In 2001, the state legislature created the Washington State Tax Structure Committee, also known as the Gates Commission, headed by William H. Gates, Sr. The mandate given to the Commission by the state legislature was to conduct “a systematic analysis of Washington’s existing tax structure and provide recommendations for alternatives to improve the tax system.”

Business & Occupation Tax Reform, Part III

October 2, 2008 in Publications

Taxes play an integral part in commerce—businesses and consumers take into account the cost of taxation along with the other costs of any business or commercial transaction when determining their action. But taxes, and the way they are collected, also play a huge role when business owners decide where and how to set up a business.
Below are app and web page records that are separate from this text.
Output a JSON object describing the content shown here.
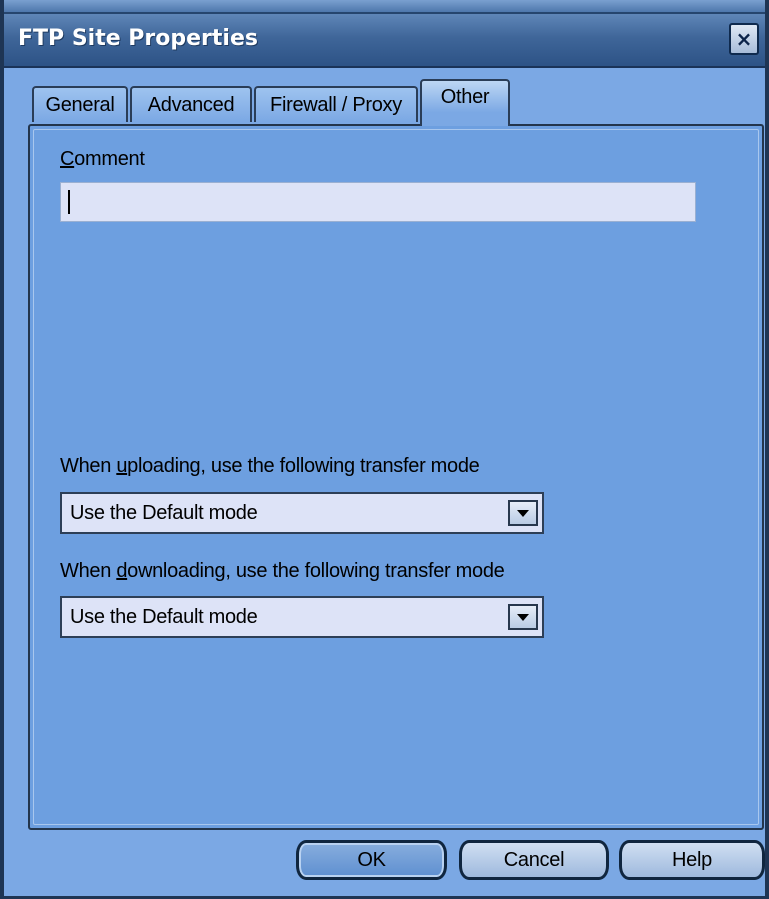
{
  "window": {
    "title": "FTP Site Properties",
    "close_glyph": "×"
  },
  "tabs": [
    {
      "label": "General",
      "active": false
    },
    {
      "label": "Advanced",
      "active": false
    },
    {
      "label": "Firewall / Proxy",
      "active": false
    },
    {
      "label": "Other",
      "active": true
    }
  ],
  "comment": {
    "label_mnemonic": "C",
    "label_rest": "omment",
    "value": ""
  },
  "upload": {
    "label_before": "When ",
    "label_mnemonic": "u",
    "label_after": "ploading, use the following transfer mode",
    "selected": "Use the Default mode"
  },
  "download": {
    "label_before": "When ",
    "label_mnemonic": "d",
    "label_after": "ownloading, use the following transfer mode",
    "selected": "Use the Default mode"
  },
  "buttons": {
    "ok": "OK",
    "cancel": "Cancel",
    "help": "Help"
  },
  "icons": {
    "close": "close-icon",
    "dropdown": "chevron-down-icon"
  },
  "colors": {
    "titlebar": "#3f6699",
    "dialog_bg": "#7ba8e4",
    "panel_bg": "#6d9fe0",
    "input_bg": "#dde3f7",
    "border": "#1e3554"
  }
}
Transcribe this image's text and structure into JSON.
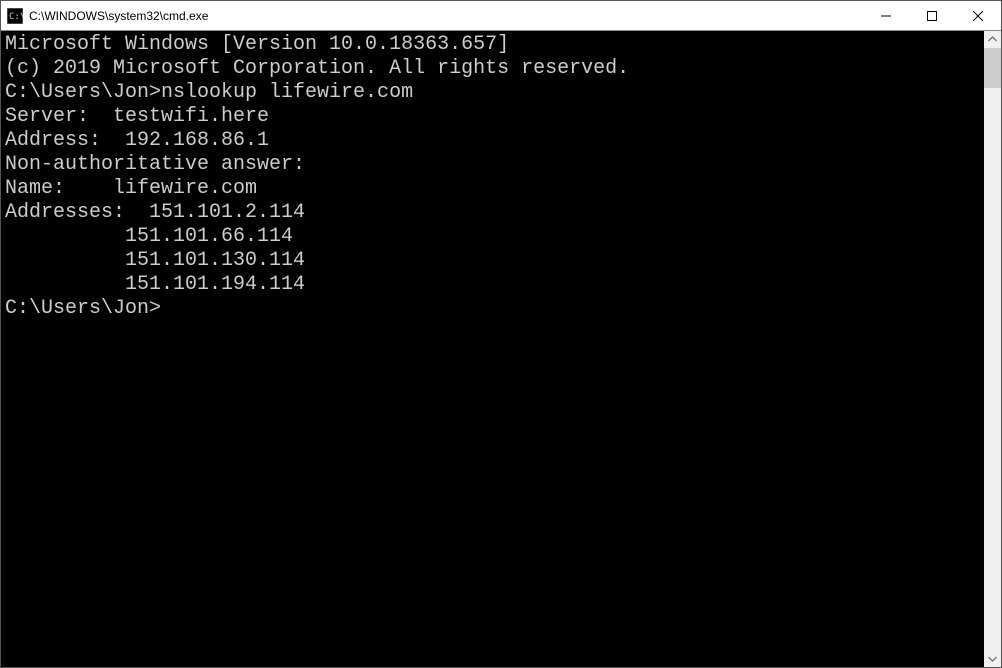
{
  "window": {
    "title": "C:\\WINDOWS\\system32\\cmd.exe"
  },
  "terminal": {
    "lines": [
      "Microsoft Windows [Version 10.0.18363.657]",
      "(c) 2019 Microsoft Corporation. All rights reserved.",
      "",
      "C:\\Users\\Jon>nslookup lifewire.com",
      "Server:  testwifi.here",
      "Address:  192.168.86.1",
      "",
      "Non-authoritative answer:",
      "Name:    lifewire.com",
      "Addresses:  151.101.2.114",
      "          151.101.66.114",
      "          151.101.130.114",
      "          151.101.194.114",
      "",
      "",
      "C:\\Users\\Jon>"
    ]
  }
}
Minimum wage to increase almost 6% in 2009

October 1, 2008 in Blog

The nation's highest minimum wage will get a little higher in 2009. The increase, from $8.07 to $8.55 represents an almost 6% raise for those workers receiving minimum wage. That's a sizeable jump compared to the 2008 increase which was a little over 1% at only $0.14.

If you have a problem with this increase, don't blame the Department of Labor and Industries. The voter-passed initiative 688, approved in 1998, links the state's minimum wage to the CPI-W. Although various proposals have been around that would decouple this CPI/minimum wage formula if the state's unemployment rate got too high during economic recessions, the proposal has fallen on deaf ears in Olympia.

Some people -- particularly during election season -- are apt to fly off the handle over any proposal that would reduce the minimum wage, or at least slow the increase in the minimum wage because they believe that there are thousands upon thousands of workers that are trying to provide for their families on $8.07 per hour.  That is simply not true.

While I do not doubt that these economic times are tough on everyone, and that I'm sure there are at least a few household providers only making minimum wage (without tips), the data from the Bureau of Labor Statistics proves otherwise. Take a look for yourself.

I'll sum it up by saying if you are young, live at home and never married, the chances of you making minimum wage is much higher than not. And, let's not forget that other data out there shows that 63% of minimum wage workers are employed at higher-than-minimum wage jobs 1 year later. Again, the chances of someone who is older, married and not living at home while making minimum wage is minute. And smaller still is the chance that the same full-time worker would be earning minimum wage after 1 year of gainful employment.